__Data extract__:
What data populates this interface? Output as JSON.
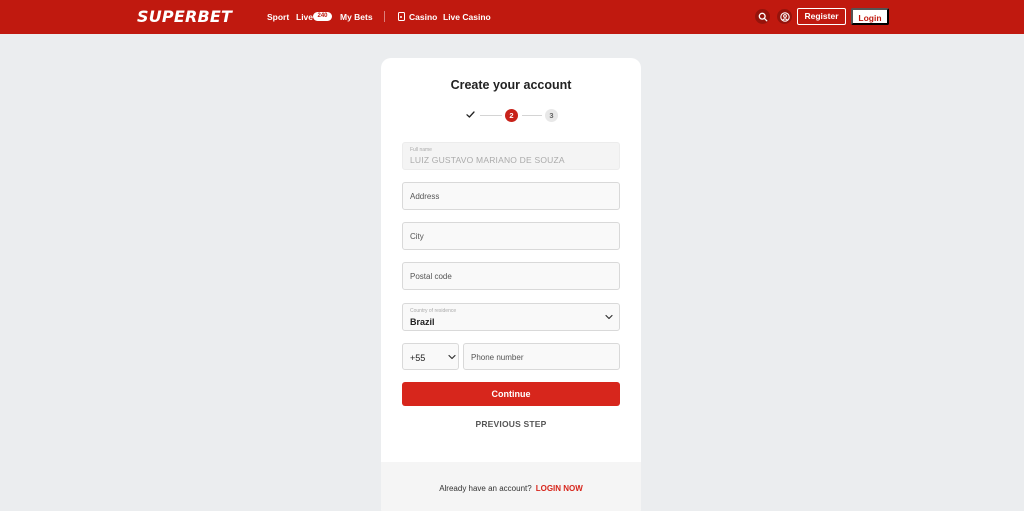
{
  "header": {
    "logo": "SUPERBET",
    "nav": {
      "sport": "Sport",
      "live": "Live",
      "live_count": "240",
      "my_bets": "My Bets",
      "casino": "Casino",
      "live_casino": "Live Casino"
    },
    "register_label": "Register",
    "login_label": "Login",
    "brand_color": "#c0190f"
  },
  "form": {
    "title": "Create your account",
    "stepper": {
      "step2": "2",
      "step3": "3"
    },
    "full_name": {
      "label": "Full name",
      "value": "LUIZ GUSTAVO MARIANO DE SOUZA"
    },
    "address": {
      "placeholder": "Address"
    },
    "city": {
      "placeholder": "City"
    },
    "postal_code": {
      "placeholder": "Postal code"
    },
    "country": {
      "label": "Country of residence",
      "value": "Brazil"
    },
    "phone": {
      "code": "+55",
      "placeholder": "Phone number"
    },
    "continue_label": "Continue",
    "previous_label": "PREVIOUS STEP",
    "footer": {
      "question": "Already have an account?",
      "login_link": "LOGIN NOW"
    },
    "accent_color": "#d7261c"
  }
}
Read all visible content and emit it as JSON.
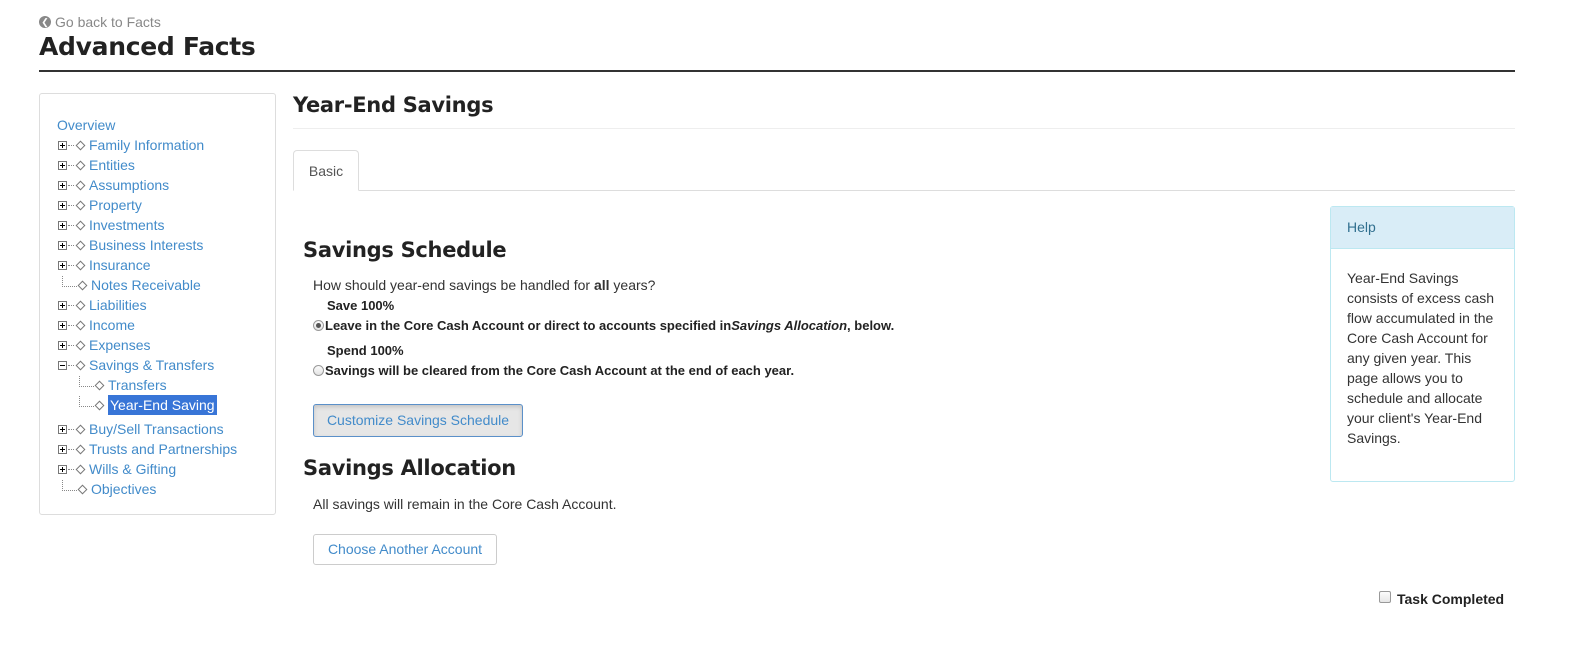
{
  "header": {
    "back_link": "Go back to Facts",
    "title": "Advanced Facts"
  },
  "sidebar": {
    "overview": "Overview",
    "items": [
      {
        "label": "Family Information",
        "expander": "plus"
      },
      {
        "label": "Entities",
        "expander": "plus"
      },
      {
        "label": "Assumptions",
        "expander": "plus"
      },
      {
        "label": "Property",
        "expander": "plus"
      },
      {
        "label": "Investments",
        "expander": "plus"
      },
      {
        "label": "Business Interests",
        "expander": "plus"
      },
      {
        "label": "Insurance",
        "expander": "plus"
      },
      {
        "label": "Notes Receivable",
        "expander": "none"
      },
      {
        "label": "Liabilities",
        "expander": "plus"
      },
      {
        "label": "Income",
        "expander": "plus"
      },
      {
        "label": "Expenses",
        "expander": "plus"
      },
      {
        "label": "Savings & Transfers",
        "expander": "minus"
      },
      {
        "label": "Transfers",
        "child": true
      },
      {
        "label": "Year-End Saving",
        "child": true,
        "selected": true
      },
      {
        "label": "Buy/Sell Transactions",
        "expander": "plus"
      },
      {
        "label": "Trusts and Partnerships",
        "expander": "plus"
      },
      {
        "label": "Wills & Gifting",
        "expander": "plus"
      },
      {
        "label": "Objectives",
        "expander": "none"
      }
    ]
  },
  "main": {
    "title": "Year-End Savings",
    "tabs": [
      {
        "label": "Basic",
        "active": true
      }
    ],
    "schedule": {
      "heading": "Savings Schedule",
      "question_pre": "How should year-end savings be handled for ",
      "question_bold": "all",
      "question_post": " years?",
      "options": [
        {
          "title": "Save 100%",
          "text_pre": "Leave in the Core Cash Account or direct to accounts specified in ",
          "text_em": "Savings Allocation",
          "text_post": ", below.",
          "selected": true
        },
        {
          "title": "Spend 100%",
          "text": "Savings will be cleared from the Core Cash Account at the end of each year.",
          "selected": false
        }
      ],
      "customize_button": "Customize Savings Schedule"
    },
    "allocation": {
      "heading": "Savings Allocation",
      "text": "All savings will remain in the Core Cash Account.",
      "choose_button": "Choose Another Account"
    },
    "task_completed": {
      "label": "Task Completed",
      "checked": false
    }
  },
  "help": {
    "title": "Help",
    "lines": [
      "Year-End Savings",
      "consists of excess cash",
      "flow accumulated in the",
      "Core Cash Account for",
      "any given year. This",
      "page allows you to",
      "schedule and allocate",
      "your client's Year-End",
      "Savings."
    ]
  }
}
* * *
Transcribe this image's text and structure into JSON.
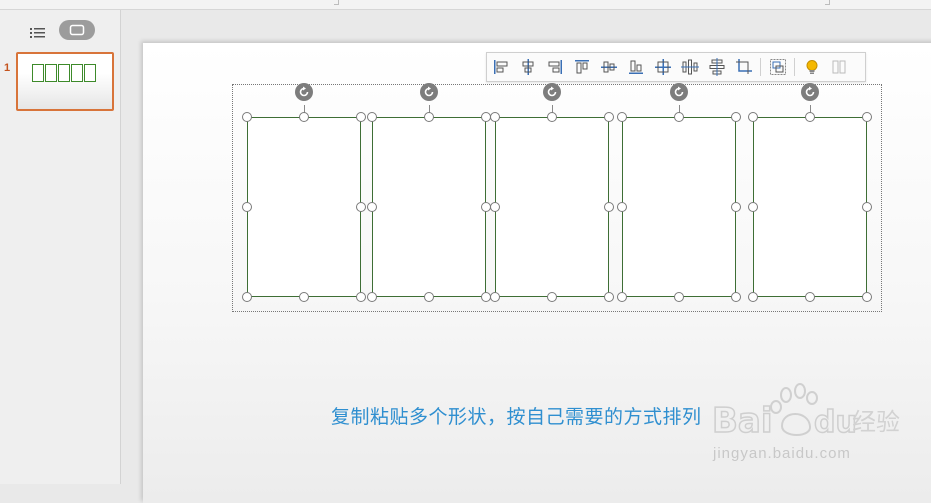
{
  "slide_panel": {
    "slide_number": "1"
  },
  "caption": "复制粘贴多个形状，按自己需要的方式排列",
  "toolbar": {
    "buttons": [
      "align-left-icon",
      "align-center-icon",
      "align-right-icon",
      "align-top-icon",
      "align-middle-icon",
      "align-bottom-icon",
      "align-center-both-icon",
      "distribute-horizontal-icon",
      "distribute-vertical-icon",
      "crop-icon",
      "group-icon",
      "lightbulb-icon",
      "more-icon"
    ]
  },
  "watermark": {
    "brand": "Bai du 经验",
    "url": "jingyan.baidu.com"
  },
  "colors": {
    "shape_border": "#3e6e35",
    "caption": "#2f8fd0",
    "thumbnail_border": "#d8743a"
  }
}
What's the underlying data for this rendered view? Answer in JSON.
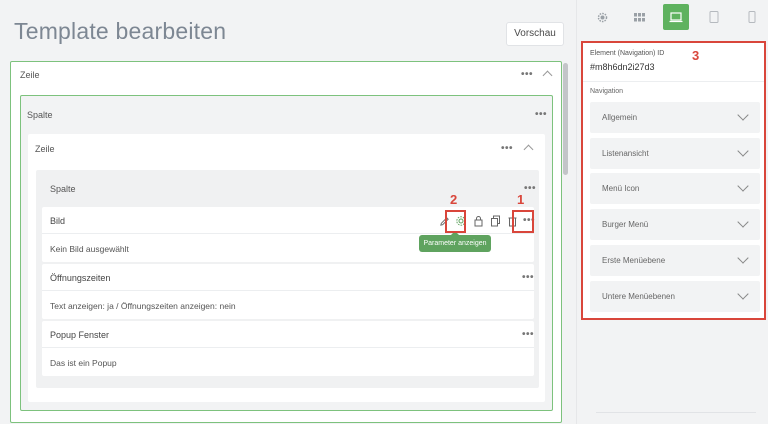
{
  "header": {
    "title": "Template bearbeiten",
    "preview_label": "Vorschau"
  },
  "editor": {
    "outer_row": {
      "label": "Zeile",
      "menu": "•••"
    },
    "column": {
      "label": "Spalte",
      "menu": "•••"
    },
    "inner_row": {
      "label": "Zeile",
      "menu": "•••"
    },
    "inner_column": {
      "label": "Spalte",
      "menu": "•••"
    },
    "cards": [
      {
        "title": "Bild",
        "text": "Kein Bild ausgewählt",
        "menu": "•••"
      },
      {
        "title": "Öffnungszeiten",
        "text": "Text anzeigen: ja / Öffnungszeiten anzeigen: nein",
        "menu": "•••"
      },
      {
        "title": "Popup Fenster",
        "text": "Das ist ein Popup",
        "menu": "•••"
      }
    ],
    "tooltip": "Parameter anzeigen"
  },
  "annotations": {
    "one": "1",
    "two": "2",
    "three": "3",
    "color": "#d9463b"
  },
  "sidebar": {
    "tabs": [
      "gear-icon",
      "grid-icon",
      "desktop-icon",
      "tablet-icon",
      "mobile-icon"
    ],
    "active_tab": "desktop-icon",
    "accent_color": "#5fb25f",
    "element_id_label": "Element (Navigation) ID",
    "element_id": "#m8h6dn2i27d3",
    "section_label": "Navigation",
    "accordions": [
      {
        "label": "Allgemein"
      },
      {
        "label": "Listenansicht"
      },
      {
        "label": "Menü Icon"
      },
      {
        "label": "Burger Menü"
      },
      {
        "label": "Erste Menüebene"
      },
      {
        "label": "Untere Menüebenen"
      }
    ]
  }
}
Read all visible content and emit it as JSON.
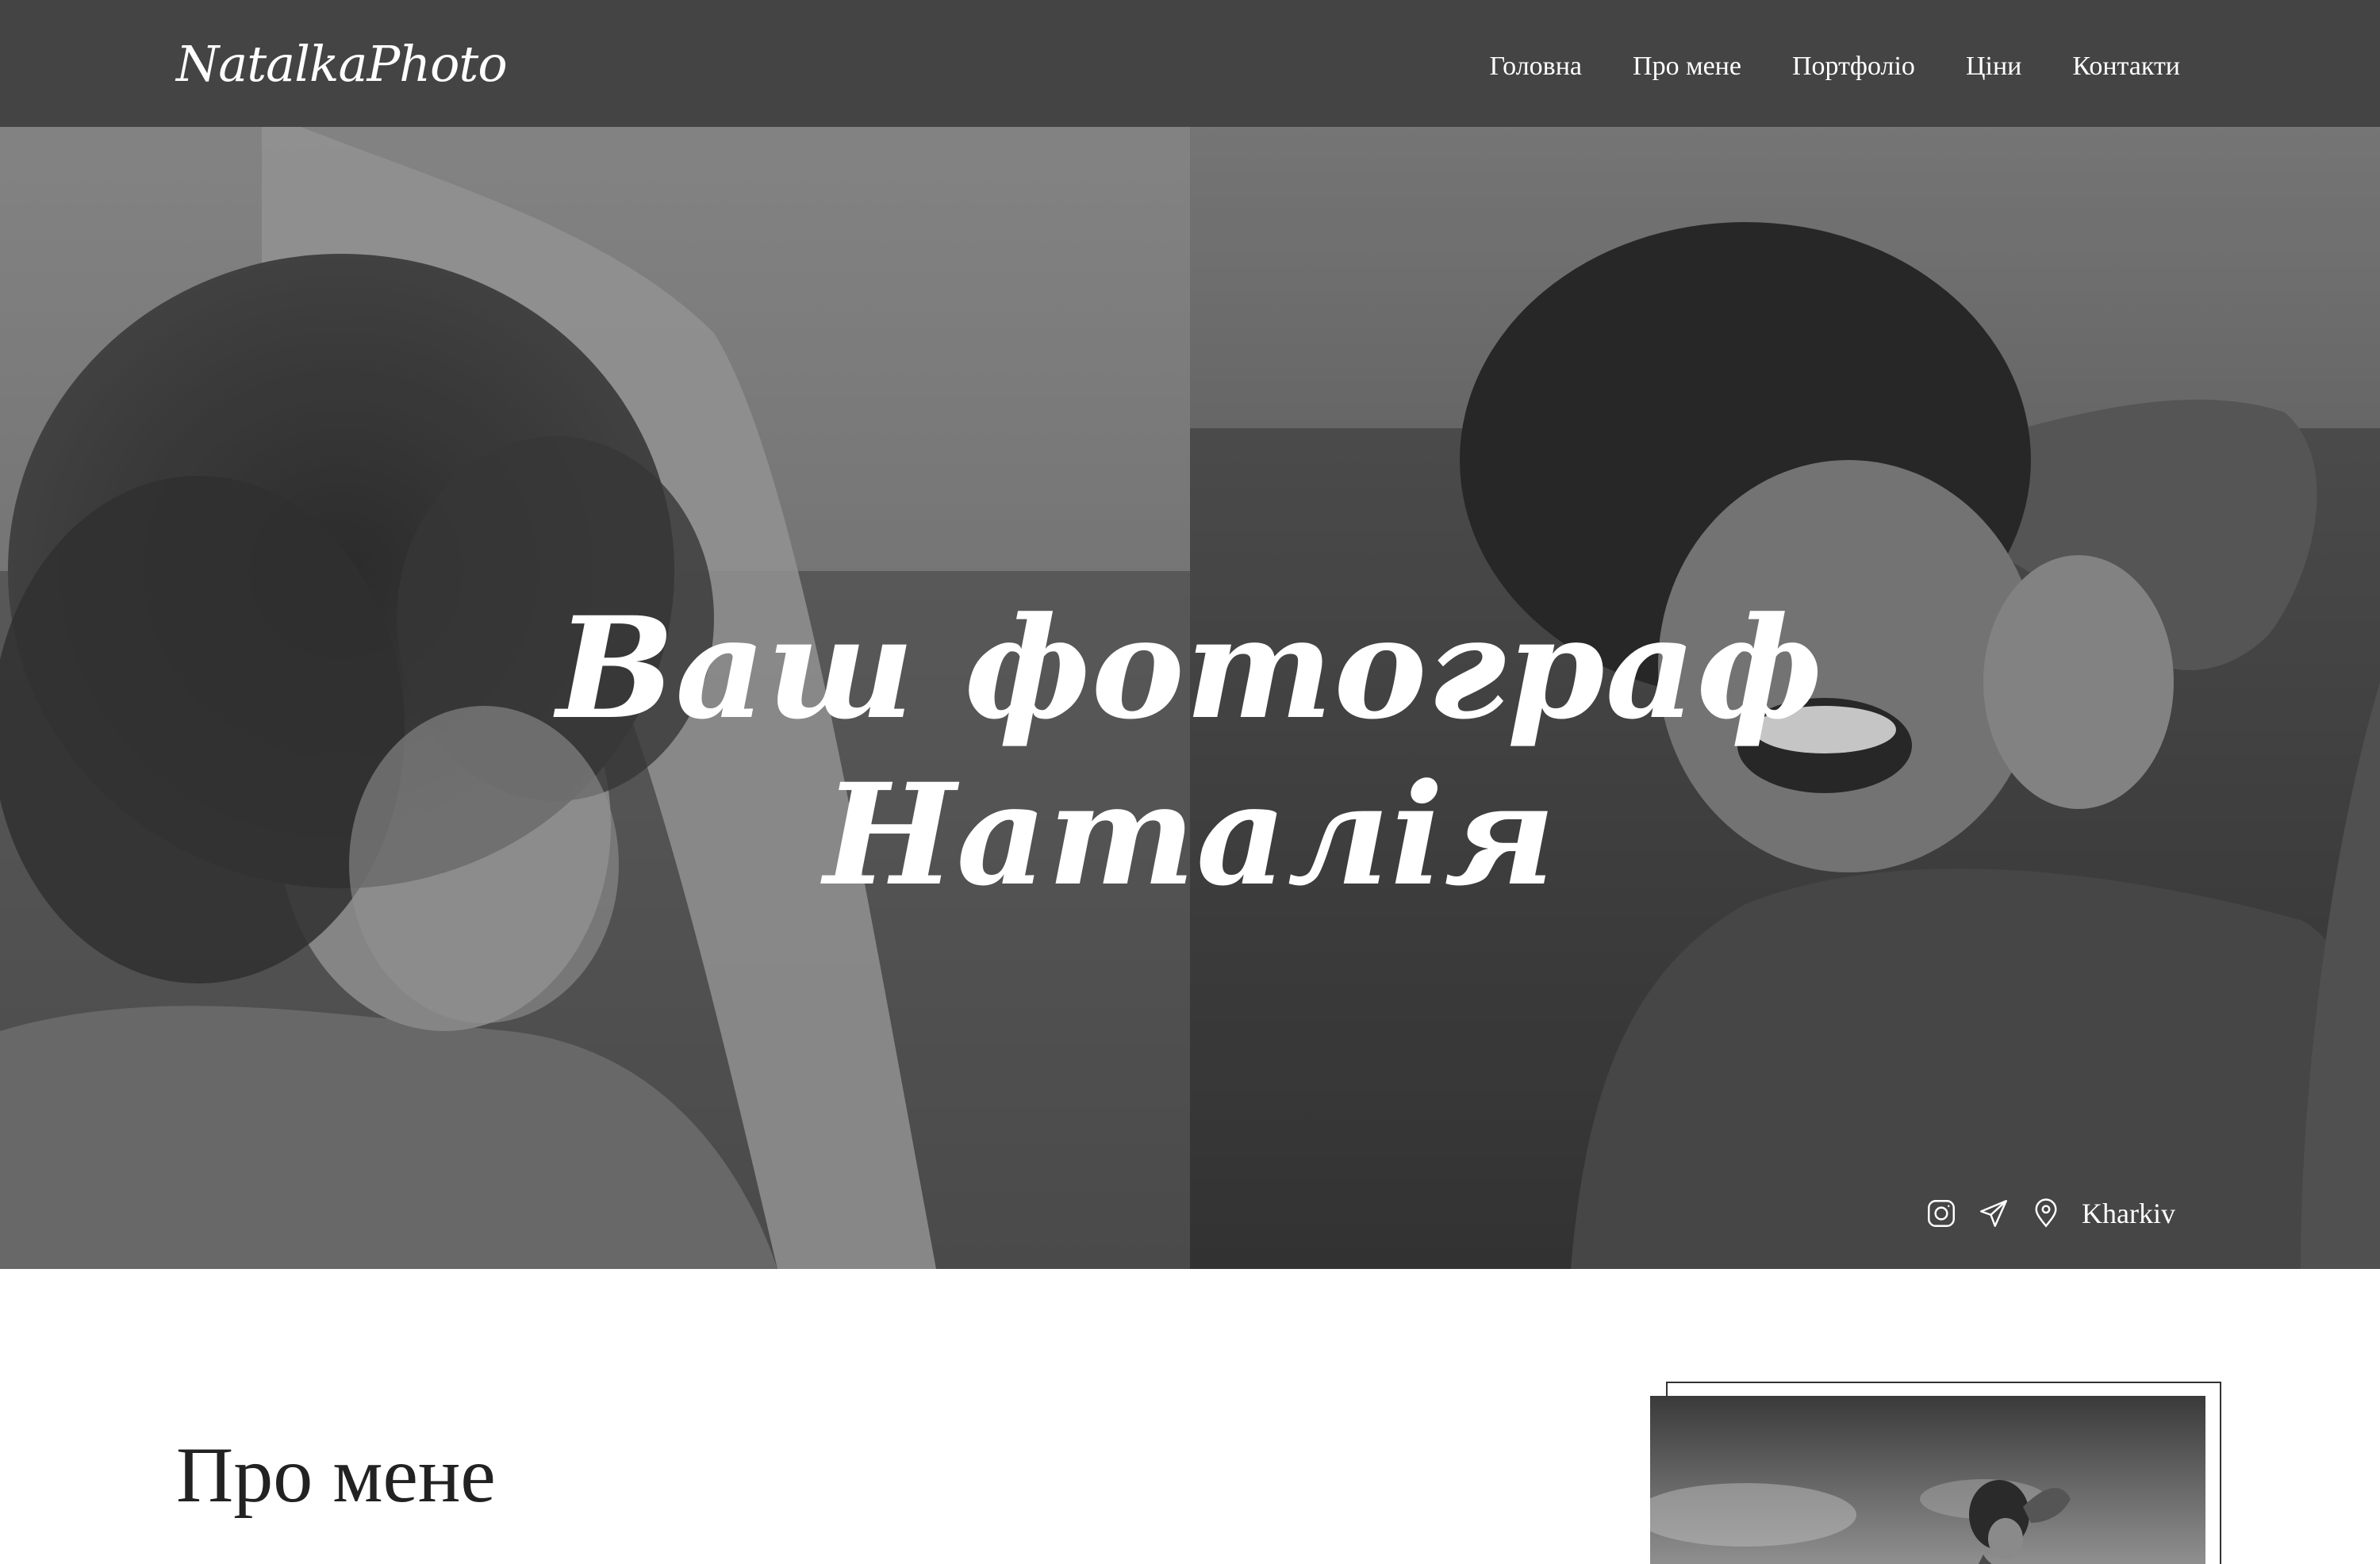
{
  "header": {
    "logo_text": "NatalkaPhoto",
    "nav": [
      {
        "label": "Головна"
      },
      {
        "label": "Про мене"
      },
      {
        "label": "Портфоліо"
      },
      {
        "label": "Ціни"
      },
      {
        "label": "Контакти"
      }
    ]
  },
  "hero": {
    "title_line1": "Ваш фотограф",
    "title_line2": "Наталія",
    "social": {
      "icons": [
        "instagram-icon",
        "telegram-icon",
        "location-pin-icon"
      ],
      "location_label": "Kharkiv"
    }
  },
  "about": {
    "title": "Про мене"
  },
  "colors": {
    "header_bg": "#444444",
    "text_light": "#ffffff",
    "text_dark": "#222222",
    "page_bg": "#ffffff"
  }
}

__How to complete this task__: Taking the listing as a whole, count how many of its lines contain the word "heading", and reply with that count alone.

__Result of the exercise__: 2